COLUMBIA — For members of the Missouri National Education Association, MU’s new financial plan, Compete Missouri, could turn out to be one of the organization’s primary recruiting tools.
“At this point, the university is actually helping us because they don’t give faculty and staff realistic opportunities to provide input,” MNEA organizing director Steve McLuckie said. “They are making decisions from a top-down, command style.”
The MNEA is a branch of the nation’s largest professional employee organization, the National Education Association.
The MNEA is hosting a four-day seminar in Columbia this week to help local members build stronger support for collective bargaining, a method of labor negotiation in which representatives for employees and employers come together to draft agreements about working conditions, wages and other employment issues.
“Collective bargaining means that the experts in education — the faculty, the staff, the people who work with students every day — can get to the table and talk about what the priorities in education should be,” McLuckie said.
Paul K. Rainsberger, director of labor education at MU, has done extensive research and writing about collective bargaining in the United States. He said workers look to collective bargaining as a way to gain a voice in determining terms and conditions of employment.

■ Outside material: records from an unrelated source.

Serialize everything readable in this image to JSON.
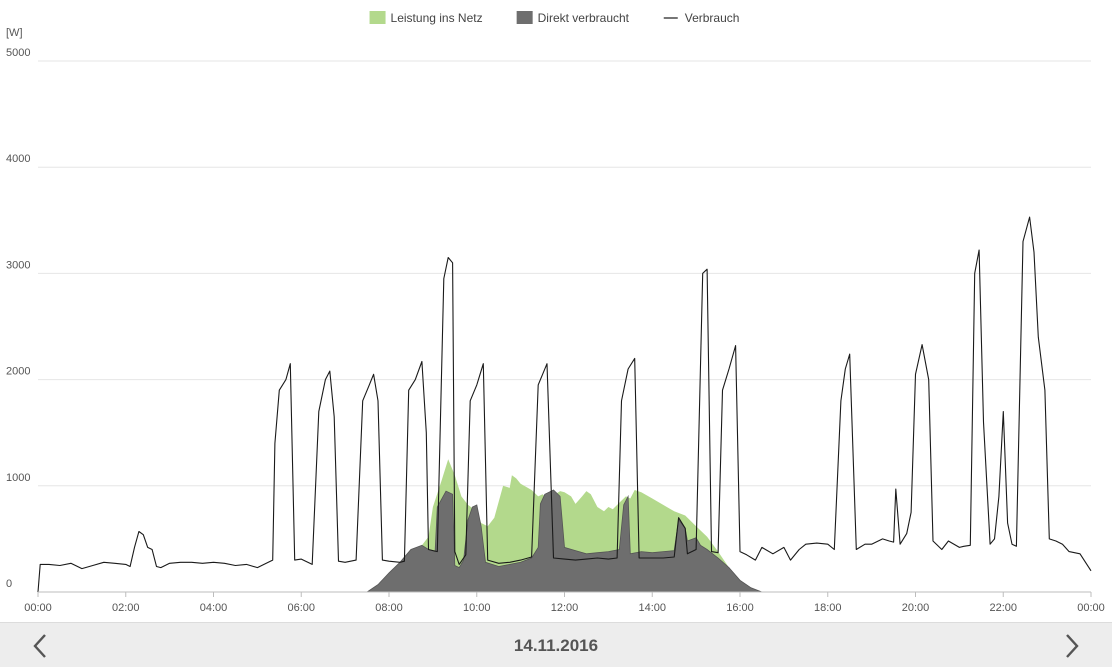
{
  "chart_data": {
    "type": "area",
    "unit_label": "[W]",
    "x_ticks": [
      "00:00",
      "02:00",
      "04:00",
      "06:00",
      "08:00",
      "10:00",
      "12:00",
      "14:00",
      "16:00",
      "18:00",
      "20:00",
      "22:00",
      "00:00"
    ],
    "y_ticks": [
      0,
      1000,
      2000,
      3000,
      4000,
      5000
    ],
    "ylim": [
      0,
      5000
    ],
    "xlim_hours": [
      0,
      24
    ],
    "grid": true,
    "legend_position": "top-center",
    "series": [
      {
        "name": "Leistung ins Netz",
        "kind": "area",
        "color": "#b3d98c",
        "points": [
          [
            7.5,
            0
          ],
          [
            7.75,
            70
          ],
          [
            8,
            180
          ],
          [
            8.25,
            280
          ],
          [
            8.5,
            400
          ],
          [
            8.75,
            440
          ],
          [
            8.9,
            520
          ],
          [
            9,
            800
          ],
          [
            9.2,
            1050
          ],
          [
            9.35,
            1250
          ],
          [
            9.5,
            1100
          ],
          [
            9.65,
            900
          ],
          [
            9.8,
            820
          ],
          [
            10,
            760
          ],
          [
            10.1,
            650
          ],
          [
            10.25,
            620
          ],
          [
            10.4,
            700
          ],
          [
            10.5,
            850
          ],
          [
            10.6,
            1000
          ],
          [
            10.75,
            980
          ],
          [
            10.8,
            1100
          ],
          [
            10.9,
            1070
          ],
          [
            11,
            1020
          ],
          [
            11.25,
            960
          ],
          [
            11.4,
            900
          ],
          [
            11.5,
            920
          ],
          [
            11.6,
            880
          ],
          [
            11.75,
            910
          ],
          [
            11.9,
            950
          ],
          [
            12,
            940
          ],
          [
            12.15,
            900
          ],
          [
            12.25,
            830
          ],
          [
            12.4,
            900
          ],
          [
            12.5,
            950
          ],
          [
            12.6,
            920
          ],
          [
            12.75,
            800
          ],
          [
            12.9,
            760
          ],
          [
            13,
            800
          ],
          [
            13.1,
            780
          ],
          [
            13.25,
            840
          ],
          [
            13.4,
            900
          ],
          [
            13.5,
            880
          ],
          [
            13.6,
            960
          ],
          [
            13.75,
            940
          ],
          [
            14,
            880
          ],
          [
            14.25,
            820
          ],
          [
            14.5,
            760
          ],
          [
            14.75,
            720
          ],
          [
            15,
            620
          ],
          [
            15.25,
            520
          ],
          [
            15.5,
            380
          ],
          [
            15.75,
            230
          ],
          [
            16,
            110
          ],
          [
            16.25,
            40
          ],
          [
            16.5,
            0
          ]
        ]
      },
      {
        "name": "Direkt verbraucht",
        "kind": "area",
        "color": "#6e6e6e",
        "points": [
          [
            7.5,
            0
          ],
          [
            7.75,
            70
          ],
          [
            8,
            180
          ],
          [
            8.25,
            280
          ],
          [
            8.5,
            400
          ],
          [
            8.75,
            440
          ],
          [
            8.9,
            400
          ],
          [
            9.05,
            380
          ],
          [
            9.1,
            800
          ],
          [
            9.3,
            950
          ],
          [
            9.45,
            920
          ],
          [
            9.5,
            250
          ],
          [
            9.6,
            230
          ],
          [
            9.7,
            300
          ],
          [
            9.8,
            680
          ],
          [
            9.9,
            800
          ],
          [
            10,
            820
          ],
          [
            10.1,
            620
          ],
          [
            10.2,
            280
          ],
          [
            10.5,
            240
          ],
          [
            10.75,
            260
          ],
          [
            11,
            280
          ],
          [
            11.25,
            320
          ],
          [
            11.4,
            420
          ],
          [
            11.45,
            830
          ],
          [
            11.55,
            920
          ],
          [
            11.75,
            960
          ],
          [
            11.9,
            900
          ],
          [
            12,
            420
          ],
          [
            12.25,
            390
          ],
          [
            12.5,
            360
          ],
          [
            12.75,
            370
          ],
          [
            13,
            380
          ],
          [
            13.25,
            400
          ],
          [
            13.35,
            820
          ],
          [
            13.45,
            900
          ],
          [
            13.5,
            360
          ],
          [
            13.75,
            380
          ],
          [
            14,
            370
          ],
          [
            14.25,
            380
          ],
          [
            14.5,
            390
          ],
          [
            14.6,
            680
          ],
          [
            14.75,
            600
          ],
          [
            14.8,
            480
          ],
          [
            15,
            510
          ],
          [
            15.1,
            440
          ],
          [
            15.25,
            400
          ],
          [
            15.5,
            320
          ],
          [
            15.75,
            230
          ],
          [
            16,
            110
          ],
          [
            16.25,
            40
          ],
          [
            16.5,
            0
          ]
        ]
      },
      {
        "name": "Verbrauch",
        "kind": "line",
        "color": "#1a1a1a",
        "points": [
          [
            0,
            0
          ],
          [
            0.05,
            260
          ],
          [
            0.25,
            260
          ],
          [
            0.5,
            250
          ],
          [
            0.75,
            270
          ],
          [
            1,
            220
          ],
          [
            1.25,
            250
          ],
          [
            1.5,
            280
          ],
          [
            1.75,
            270
          ],
          [
            2,
            260
          ],
          [
            2.1,
            240
          ],
          [
            2.2,
            420
          ],
          [
            2.3,
            570
          ],
          [
            2.4,
            540
          ],
          [
            2.5,
            420
          ],
          [
            2.6,
            400
          ],
          [
            2.7,
            240
          ],
          [
            2.8,
            230
          ],
          [
            3,
            270
          ],
          [
            3.25,
            280
          ],
          [
            3.5,
            280
          ],
          [
            3.75,
            270
          ],
          [
            4,
            280
          ],
          [
            4.25,
            270
          ],
          [
            4.5,
            250
          ],
          [
            4.75,
            260
          ],
          [
            5,
            230
          ],
          [
            5.25,
            280
          ],
          [
            5.35,
            300
          ],
          [
            5.4,
            1400
          ],
          [
            5.5,
            1900
          ],
          [
            5.65,
            2000
          ],
          [
            5.75,
            2150
          ],
          [
            5.85,
            300
          ],
          [
            6,
            310
          ],
          [
            6.25,
            260
          ],
          [
            6.4,
            1700
          ],
          [
            6.55,
            2000
          ],
          [
            6.65,
            2080
          ],
          [
            6.75,
            1650
          ],
          [
            6.85,
            290
          ],
          [
            7,
            280
          ],
          [
            7.25,
            300
          ],
          [
            7.4,
            1800
          ],
          [
            7.55,
            1950
          ],
          [
            7.65,
            2050
          ],
          [
            7.75,
            1800
          ],
          [
            7.85,
            300
          ],
          [
            8,
            290
          ],
          [
            8.25,
            280
          ],
          [
            8.35,
            290
          ],
          [
            8.45,
            1900
          ],
          [
            8.6,
            2000
          ],
          [
            8.75,
            2170
          ],
          [
            8.85,
            1500
          ],
          [
            8.9,
            400
          ],
          [
            9.1,
            380
          ],
          [
            9.25,
            2950
          ],
          [
            9.35,
            3150
          ],
          [
            9.45,
            3100
          ],
          [
            9.5,
            380
          ],
          [
            9.6,
            260
          ],
          [
            9.75,
            350
          ],
          [
            9.85,
            1800
          ],
          [
            10,
            1950
          ],
          [
            10.15,
            2150
          ],
          [
            10.25,
            300
          ],
          [
            10.5,
            270
          ],
          [
            10.75,
            280
          ],
          [
            11,
            300
          ],
          [
            11.25,
            330
          ],
          [
            11.4,
            1950
          ],
          [
            11.5,
            2050
          ],
          [
            11.6,
            2150
          ],
          [
            11.75,
            320
          ],
          [
            12,
            310
          ],
          [
            12.25,
            300
          ],
          [
            12.5,
            310
          ],
          [
            12.75,
            320
          ],
          [
            13,
            310
          ],
          [
            13.2,
            320
          ],
          [
            13.3,
            1800
          ],
          [
            13.45,
            2100
          ],
          [
            13.6,
            2200
          ],
          [
            13.7,
            320
          ],
          [
            14,
            320
          ],
          [
            14.25,
            320
          ],
          [
            14.5,
            330
          ],
          [
            14.6,
            700
          ],
          [
            14.75,
            600
          ],
          [
            14.8,
            360
          ],
          [
            15,
            400
          ],
          [
            15.15,
            3000
          ],
          [
            15.25,
            3040
          ],
          [
            15.35,
            380
          ],
          [
            15.5,
            370
          ],
          [
            15.6,
            1900
          ],
          [
            15.75,
            2100
          ],
          [
            15.9,
            2320
          ],
          [
            16,
            380
          ],
          [
            16.15,
            350
          ],
          [
            16.35,
            300
          ],
          [
            16.5,
            420
          ],
          [
            16.75,
            360
          ],
          [
            17,
            420
          ],
          [
            17.15,
            300
          ],
          [
            17.35,
            400
          ],
          [
            17.5,
            450
          ],
          [
            17.75,
            460
          ],
          [
            18,
            450
          ],
          [
            18.15,
            400
          ],
          [
            18.3,
            1800
          ],
          [
            18.4,
            2100
          ],
          [
            18.5,
            2240
          ],
          [
            18.65,
            400
          ],
          [
            18.85,
            450
          ],
          [
            19,
            450
          ],
          [
            19.25,
            500
          ],
          [
            19.4,
            480
          ],
          [
            19.5,
            470
          ],
          [
            19.55,
            970
          ],
          [
            19.65,
            450
          ],
          [
            19.8,
            550
          ],
          [
            19.9,
            750
          ],
          [
            20,
            2050
          ],
          [
            20.15,
            2330
          ],
          [
            20.3,
            2000
          ],
          [
            20.4,
            480
          ],
          [
            20.6,
            400
          ],
          [
            20.75,
            480
          ],
          [
            21,
            420
          ],
          [
            21.1,
            430
          ],
          [
            21.25,
            440
          ],
          [
            21.35,
            3000
          ],
          [
            21.45,
            3220
          ],
          [
            21.55,
            1600
          ],
          [
            21.7,
            450
          ],
          [
            21.8,
            500
          ],
          [
            21.9,
            900
          ],
          [
            22,
            1700
          ],
          [
            22.1,
            650
          ],
          [
            22.2,
            450
          ],
          [
            22.3,
            430
          ],
          [
            22.45,
            3300
          ],
          [
            22.6,
            3530
          ],
          [
            22.7,
            3200
          ],
          [
            22.8,
            2400
          ],
          [
            22.95,
            1900
          ],
          [
            23.05,
            500
          ],
          [
            23.2,
            480
          ],
          [
            23.35,
            450
          ],
          [
            23.5,
            380
          ],
          [
            23.75,
            360
          ],
          [
            24,
            200
          ]
        ]
      }
    ]
  },
  "footer": {
    "date": "14.11.2016",
    "prev_icon": "chevron-left-icon",
    "next_icon": "chevron-right-icon"
  }
}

“Whether any group of workers has the interest, power or will to engage in collective bargaining is a question that will change as the law changes,” he said.

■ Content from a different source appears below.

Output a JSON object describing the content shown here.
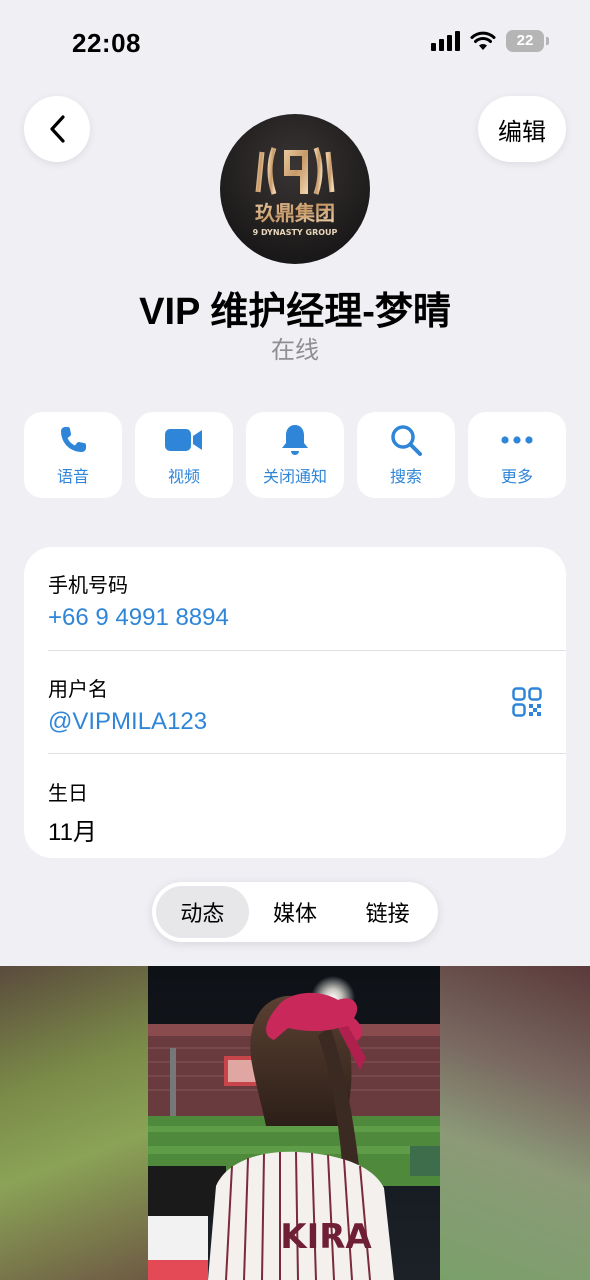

The Missouri Constitution grants employees the right to collective bargaining, but it wasn’t until May 29 that the Missouri Supreme Court definitively extended collective bargaining rights to law enforcement officers, public school teachers and university employees.
The right to collective bargaining requires that a majority of employees in a workplace elect or decide who will be the exclusive representative of their rights. Currently, with only 18 members at MU, the MNEA is a long way from gaining the support it needs to negotiate with administrators on behalf of faculty and staff.
“The court ruling fundamentally changes our opportunities on campus and statewide,” McLuckie said. “It changes everything because now we have the legal right, if we get enough people, to come to the table and begin to bargain.”